WORK TO COMPLETE — In this material, which lines include the string "down"? Show them.

(TASK INPUTS)

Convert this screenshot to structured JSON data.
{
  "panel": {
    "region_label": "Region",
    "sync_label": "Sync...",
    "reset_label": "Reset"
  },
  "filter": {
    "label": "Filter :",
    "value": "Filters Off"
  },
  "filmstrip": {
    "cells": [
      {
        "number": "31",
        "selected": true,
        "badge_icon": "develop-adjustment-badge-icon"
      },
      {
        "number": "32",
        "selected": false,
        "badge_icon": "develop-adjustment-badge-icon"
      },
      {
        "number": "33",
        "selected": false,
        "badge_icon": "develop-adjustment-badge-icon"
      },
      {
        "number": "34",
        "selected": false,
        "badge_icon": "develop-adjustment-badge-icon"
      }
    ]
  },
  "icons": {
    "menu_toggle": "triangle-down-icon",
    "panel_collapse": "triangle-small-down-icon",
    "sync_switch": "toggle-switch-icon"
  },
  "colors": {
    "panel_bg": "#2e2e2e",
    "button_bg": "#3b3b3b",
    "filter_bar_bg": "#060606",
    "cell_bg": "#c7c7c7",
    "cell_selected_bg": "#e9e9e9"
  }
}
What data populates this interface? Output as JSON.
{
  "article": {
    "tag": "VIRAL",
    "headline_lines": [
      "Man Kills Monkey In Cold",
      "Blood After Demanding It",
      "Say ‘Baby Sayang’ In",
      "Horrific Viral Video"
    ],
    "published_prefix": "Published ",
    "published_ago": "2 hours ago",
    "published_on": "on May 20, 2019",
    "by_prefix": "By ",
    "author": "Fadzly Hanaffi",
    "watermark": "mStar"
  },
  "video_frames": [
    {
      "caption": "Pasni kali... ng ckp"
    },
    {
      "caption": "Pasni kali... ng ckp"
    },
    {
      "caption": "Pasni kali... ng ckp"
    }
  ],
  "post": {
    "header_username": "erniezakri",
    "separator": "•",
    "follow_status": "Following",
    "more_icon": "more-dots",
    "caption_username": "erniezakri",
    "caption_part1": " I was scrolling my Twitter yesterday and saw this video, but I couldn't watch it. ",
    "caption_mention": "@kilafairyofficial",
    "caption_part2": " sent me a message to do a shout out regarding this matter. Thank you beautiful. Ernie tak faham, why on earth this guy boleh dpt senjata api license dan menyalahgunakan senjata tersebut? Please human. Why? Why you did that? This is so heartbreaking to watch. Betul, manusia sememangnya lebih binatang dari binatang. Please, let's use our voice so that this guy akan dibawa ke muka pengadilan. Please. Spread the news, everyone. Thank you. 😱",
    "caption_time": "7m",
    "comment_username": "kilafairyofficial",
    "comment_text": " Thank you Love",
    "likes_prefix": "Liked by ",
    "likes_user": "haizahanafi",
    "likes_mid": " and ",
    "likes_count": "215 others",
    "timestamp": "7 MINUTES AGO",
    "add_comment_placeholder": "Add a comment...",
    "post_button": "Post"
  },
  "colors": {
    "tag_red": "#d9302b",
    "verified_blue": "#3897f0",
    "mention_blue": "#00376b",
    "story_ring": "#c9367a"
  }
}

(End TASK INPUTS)

RESPONSE TO THIS EXERCISE —
    "menu_toggle": "triangle-down-icon",
    "panel_collapse": "triangle-small-down-icon",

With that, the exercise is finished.